- Problem to solve
Working through the entries below, find how many lines include the string "name"; give only that number.

----------------

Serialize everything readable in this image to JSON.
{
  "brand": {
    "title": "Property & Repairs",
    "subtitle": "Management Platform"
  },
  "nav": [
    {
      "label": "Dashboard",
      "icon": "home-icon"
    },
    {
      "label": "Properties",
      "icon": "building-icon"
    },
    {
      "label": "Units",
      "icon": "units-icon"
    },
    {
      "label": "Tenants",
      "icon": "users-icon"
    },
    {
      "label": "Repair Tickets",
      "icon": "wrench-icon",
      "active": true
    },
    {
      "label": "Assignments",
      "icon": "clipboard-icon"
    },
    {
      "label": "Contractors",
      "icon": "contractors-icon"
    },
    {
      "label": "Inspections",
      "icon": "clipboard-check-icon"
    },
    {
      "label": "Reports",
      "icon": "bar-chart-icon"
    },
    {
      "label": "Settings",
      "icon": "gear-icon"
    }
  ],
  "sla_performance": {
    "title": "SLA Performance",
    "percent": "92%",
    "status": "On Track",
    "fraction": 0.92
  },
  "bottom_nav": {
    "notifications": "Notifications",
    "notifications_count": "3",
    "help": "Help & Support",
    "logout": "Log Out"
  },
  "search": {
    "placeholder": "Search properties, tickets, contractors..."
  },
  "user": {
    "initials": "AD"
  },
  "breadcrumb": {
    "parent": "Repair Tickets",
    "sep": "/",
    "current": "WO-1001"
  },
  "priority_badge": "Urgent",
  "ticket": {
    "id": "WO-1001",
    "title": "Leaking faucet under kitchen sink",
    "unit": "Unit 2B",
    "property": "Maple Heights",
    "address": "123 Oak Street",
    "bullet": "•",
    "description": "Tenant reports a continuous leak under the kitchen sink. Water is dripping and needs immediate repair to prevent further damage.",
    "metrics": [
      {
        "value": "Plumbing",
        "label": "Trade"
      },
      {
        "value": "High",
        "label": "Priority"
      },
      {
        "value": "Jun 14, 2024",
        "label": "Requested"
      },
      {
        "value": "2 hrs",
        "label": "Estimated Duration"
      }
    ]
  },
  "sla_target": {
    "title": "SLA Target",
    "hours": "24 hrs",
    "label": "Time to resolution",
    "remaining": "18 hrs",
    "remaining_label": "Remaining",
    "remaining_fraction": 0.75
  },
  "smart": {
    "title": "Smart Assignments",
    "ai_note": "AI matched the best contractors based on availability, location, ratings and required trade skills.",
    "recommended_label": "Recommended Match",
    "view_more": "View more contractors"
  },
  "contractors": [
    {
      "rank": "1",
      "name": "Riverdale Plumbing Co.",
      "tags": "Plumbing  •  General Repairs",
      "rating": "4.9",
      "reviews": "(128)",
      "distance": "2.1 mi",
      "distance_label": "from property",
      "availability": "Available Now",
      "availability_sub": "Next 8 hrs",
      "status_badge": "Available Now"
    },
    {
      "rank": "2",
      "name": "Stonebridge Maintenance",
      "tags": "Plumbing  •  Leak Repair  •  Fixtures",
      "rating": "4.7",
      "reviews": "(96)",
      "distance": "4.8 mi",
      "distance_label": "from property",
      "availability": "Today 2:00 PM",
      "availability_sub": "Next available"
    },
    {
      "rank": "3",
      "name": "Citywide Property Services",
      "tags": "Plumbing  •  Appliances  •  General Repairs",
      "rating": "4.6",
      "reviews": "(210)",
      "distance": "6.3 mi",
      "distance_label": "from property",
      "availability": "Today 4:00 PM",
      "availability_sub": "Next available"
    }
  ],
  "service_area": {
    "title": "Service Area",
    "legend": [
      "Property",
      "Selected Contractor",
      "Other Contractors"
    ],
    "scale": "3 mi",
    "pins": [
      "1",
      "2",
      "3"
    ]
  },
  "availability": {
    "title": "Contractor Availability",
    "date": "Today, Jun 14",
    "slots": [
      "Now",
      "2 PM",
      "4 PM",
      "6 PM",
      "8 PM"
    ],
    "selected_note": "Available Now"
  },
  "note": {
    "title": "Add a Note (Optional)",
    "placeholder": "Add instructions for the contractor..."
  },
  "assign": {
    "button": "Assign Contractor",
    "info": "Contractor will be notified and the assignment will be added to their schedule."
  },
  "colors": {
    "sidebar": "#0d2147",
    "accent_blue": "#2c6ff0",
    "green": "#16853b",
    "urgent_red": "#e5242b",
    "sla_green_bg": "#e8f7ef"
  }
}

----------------

- The completed task
3